TASK DETAILS:
Narrow the data below down to the lines containing "Content".

App and web page records
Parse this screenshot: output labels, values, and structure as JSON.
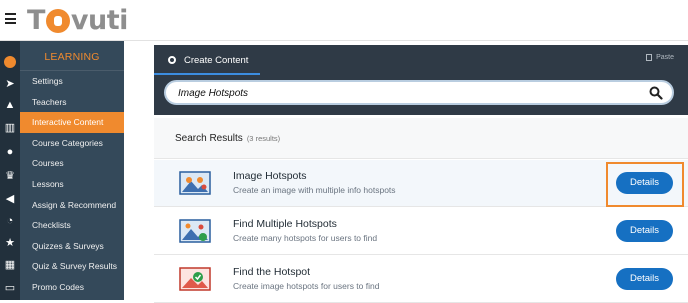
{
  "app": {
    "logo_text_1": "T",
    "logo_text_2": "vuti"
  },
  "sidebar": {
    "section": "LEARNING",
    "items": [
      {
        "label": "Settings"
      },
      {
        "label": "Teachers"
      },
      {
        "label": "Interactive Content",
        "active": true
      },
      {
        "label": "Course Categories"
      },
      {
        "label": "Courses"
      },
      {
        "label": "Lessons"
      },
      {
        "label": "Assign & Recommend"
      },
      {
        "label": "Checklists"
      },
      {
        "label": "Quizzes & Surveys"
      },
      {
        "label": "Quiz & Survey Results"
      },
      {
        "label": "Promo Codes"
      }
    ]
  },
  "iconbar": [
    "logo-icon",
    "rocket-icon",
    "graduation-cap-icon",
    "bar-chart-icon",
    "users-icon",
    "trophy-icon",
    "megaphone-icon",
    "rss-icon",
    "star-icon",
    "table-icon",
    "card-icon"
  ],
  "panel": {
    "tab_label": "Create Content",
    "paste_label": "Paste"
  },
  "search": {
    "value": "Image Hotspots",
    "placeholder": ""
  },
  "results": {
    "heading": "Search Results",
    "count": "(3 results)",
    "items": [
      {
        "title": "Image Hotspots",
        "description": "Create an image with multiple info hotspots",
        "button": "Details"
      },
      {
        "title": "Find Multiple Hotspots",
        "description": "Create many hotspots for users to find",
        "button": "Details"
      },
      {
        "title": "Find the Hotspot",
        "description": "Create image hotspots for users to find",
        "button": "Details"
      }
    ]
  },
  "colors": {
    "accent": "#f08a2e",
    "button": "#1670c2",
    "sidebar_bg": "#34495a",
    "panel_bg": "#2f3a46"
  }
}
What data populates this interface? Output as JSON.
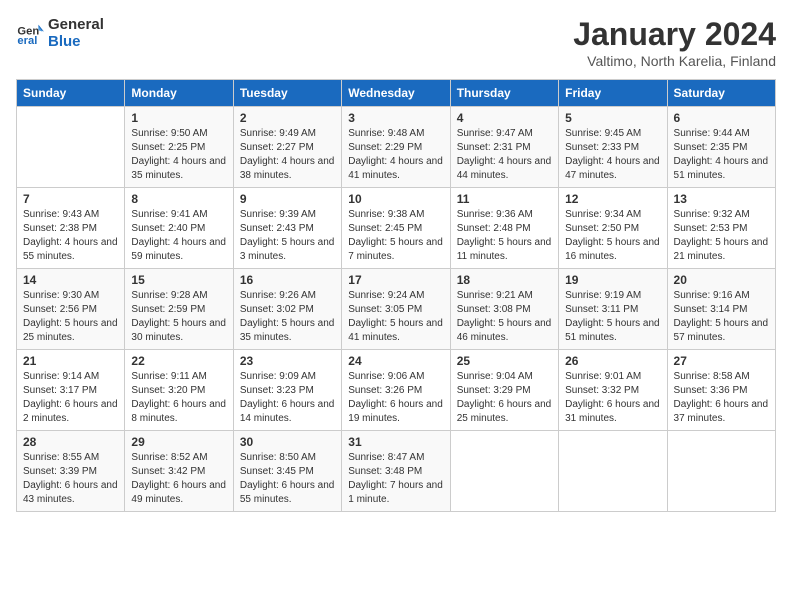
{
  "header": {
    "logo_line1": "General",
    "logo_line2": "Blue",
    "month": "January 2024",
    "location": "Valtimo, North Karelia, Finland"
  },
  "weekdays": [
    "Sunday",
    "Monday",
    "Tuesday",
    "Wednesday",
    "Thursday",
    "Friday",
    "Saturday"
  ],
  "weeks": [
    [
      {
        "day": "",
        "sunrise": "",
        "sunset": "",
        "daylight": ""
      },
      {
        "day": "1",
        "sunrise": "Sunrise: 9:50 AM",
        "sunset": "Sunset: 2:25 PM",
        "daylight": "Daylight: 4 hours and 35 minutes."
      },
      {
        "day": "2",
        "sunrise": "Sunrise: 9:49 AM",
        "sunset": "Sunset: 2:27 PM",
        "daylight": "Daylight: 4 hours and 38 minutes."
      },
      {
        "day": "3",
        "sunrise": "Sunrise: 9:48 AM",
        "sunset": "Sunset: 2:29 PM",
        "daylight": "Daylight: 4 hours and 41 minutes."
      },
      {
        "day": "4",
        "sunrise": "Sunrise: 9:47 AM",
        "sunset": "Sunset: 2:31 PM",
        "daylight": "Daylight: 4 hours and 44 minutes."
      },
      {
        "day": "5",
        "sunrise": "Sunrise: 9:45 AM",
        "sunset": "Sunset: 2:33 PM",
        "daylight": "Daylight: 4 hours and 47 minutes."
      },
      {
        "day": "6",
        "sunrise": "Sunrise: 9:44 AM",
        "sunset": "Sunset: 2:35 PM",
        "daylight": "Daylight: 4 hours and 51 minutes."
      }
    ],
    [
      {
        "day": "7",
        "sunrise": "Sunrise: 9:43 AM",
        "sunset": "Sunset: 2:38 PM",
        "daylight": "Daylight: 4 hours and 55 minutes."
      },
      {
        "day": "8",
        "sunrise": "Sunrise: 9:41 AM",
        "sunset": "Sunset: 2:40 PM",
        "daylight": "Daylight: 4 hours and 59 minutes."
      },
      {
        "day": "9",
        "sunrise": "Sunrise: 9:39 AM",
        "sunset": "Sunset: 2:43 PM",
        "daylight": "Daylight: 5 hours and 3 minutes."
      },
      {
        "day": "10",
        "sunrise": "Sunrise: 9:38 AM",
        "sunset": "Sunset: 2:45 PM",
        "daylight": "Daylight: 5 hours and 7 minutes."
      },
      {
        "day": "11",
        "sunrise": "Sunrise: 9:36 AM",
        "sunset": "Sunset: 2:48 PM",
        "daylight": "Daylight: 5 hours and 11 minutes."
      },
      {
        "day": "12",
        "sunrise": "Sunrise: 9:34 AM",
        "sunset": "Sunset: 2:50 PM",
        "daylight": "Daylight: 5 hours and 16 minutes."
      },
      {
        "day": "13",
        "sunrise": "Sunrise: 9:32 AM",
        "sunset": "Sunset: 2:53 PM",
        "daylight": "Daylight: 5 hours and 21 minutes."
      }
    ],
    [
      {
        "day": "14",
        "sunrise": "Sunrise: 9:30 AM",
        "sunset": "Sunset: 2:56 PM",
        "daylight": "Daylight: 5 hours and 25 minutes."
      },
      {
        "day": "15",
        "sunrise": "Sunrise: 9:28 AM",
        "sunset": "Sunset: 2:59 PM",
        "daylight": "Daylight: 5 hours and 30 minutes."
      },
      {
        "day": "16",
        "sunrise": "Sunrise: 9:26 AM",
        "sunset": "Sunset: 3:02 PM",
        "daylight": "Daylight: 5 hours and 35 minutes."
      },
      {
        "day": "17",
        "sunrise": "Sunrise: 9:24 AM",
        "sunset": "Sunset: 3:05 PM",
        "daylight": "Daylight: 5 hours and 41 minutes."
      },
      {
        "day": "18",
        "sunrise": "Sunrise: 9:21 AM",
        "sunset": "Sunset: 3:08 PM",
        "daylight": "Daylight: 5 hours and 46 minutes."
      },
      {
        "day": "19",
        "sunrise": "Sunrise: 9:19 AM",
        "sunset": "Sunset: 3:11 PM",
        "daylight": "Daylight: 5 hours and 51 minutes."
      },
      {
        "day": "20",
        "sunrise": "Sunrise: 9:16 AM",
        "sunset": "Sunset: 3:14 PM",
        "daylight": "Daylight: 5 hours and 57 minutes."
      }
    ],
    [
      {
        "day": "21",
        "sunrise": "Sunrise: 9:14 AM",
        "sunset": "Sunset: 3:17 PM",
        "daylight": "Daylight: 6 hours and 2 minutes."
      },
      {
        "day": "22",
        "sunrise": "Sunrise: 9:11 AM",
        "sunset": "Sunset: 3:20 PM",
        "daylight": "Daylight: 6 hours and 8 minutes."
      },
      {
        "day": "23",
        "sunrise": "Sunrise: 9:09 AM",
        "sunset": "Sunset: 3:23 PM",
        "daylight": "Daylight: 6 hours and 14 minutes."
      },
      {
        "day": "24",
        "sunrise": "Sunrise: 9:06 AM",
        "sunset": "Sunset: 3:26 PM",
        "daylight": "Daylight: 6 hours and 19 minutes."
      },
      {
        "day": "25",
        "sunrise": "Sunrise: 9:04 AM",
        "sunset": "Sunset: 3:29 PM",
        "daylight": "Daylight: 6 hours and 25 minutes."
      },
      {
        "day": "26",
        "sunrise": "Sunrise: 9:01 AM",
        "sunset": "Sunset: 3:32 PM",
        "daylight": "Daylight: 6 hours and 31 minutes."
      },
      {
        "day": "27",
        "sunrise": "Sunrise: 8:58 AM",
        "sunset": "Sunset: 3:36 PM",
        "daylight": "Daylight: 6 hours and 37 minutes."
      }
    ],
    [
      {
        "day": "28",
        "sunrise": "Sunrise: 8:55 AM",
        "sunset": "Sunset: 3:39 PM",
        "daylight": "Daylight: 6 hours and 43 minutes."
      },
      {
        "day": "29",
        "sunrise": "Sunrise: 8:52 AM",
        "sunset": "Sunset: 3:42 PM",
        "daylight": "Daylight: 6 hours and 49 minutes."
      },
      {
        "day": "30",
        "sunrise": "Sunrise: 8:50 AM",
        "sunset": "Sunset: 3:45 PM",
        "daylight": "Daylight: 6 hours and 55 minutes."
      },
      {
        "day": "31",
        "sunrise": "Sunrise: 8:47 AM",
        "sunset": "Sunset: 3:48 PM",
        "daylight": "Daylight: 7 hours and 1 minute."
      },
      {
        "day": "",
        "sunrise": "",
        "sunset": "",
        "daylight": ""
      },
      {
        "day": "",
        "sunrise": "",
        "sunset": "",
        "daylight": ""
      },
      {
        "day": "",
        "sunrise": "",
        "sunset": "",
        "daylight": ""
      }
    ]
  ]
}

WRITTEN RESPONSE:
        "label": "Interactive Content",
    "tab_label": "Create Content",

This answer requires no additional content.